Thankfully, the developers gave us some clever options to keep track of things. You can split your screen up into several cameras and have each camera follow a specific target – for instance, you could make one follow your green beret and make another follow an enemy patrol. It’s tricky, but it’s an essential skill. And while I have mentioned how hard it is, it’s an excellent game and sure to challenge any hardcore thinking gamer.

Also included in the package is the expansion to the first game, Commandos: Beyond the Call of Duty, which gives players more missions to complete and a few new toys and vehicles to use. The sequel, Commandos II: Men of Courage, is essentially more of the same, but with a couple of differences. Firstly, certain items in the game, like character models, have been rendered in 3D while the backgrounds and other details are still 2D. The interface has also been streamlined and the commandos have been given more abilities, like the ability to swap equipment, and many fans consider it to be the best in the series. Commandos III: Destination Berlin went completely 3D, and many long-time fans didn’t like this – but I must admit, the more up-to-date, context-sensitive interface it employed made it the most easily playable of the three.

And last and most definitely least is Commandos: Strike Force. This was a complete departure for the series, making it a first-person shooter with a strategy edge. It also gave us only three commandos to work with this time: the sniper, the green beret and the spy. It’s kind of fun, but the problem is that it not particularly challenging as a shooter and the “strategy” elements hardly classify as such. You can finish most of each mission with one commando – except for the bits that require the skills of a particular guy, of course – and the lack of real dependence on their skills makes them feel more or less the same in the long run.

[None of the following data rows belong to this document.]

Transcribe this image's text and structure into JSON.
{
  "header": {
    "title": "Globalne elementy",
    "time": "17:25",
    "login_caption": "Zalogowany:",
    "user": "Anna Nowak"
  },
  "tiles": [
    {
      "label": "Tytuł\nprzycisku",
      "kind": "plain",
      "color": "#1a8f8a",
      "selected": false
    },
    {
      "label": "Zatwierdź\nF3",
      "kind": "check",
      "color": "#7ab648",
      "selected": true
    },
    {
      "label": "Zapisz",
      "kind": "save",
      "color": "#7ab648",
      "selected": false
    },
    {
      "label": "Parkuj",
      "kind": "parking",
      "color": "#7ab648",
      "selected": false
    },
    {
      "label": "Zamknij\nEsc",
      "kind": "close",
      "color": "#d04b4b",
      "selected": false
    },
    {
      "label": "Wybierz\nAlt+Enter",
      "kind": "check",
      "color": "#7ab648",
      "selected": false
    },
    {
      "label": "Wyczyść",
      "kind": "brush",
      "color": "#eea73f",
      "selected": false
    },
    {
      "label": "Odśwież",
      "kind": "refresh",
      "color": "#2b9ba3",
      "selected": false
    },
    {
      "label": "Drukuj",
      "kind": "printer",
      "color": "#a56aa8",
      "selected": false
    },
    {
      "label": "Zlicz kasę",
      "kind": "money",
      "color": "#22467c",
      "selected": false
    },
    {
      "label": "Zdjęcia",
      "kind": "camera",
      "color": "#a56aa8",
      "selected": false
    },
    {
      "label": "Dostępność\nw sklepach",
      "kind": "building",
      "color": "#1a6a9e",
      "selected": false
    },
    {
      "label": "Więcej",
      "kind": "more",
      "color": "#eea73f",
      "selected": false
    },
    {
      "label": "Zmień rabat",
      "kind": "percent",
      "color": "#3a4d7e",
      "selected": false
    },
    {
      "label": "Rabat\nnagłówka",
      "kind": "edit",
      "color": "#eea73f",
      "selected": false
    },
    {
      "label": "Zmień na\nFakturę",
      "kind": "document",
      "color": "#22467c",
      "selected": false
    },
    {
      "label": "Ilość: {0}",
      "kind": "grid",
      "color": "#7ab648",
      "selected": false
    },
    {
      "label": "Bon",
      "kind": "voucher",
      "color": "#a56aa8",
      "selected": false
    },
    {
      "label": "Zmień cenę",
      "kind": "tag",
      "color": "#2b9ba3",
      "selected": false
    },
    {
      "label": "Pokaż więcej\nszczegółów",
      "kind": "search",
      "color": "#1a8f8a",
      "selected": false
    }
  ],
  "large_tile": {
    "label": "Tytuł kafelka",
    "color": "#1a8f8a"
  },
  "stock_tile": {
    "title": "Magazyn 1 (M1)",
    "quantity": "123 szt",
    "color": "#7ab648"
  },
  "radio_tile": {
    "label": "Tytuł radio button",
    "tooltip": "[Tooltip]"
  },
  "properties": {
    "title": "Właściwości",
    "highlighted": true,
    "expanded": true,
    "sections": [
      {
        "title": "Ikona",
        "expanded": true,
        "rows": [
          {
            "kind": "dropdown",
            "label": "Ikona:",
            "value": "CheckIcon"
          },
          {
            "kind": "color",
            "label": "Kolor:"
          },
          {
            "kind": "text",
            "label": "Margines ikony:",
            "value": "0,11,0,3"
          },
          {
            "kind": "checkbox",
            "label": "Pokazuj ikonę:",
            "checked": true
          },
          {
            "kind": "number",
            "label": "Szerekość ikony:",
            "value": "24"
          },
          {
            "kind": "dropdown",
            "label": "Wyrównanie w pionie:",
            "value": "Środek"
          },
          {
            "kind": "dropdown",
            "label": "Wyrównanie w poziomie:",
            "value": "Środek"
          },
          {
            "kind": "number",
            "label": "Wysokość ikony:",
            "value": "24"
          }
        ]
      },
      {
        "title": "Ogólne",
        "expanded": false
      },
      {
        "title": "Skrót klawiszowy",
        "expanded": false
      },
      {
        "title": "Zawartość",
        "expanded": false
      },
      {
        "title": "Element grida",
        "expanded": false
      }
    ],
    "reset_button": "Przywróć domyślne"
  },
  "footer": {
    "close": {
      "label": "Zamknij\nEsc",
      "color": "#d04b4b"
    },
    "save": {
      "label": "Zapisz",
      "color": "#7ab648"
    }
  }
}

If you’re looking for a real challenge, something quite different to any other strategy game you have played, you might want to give this bundle a look.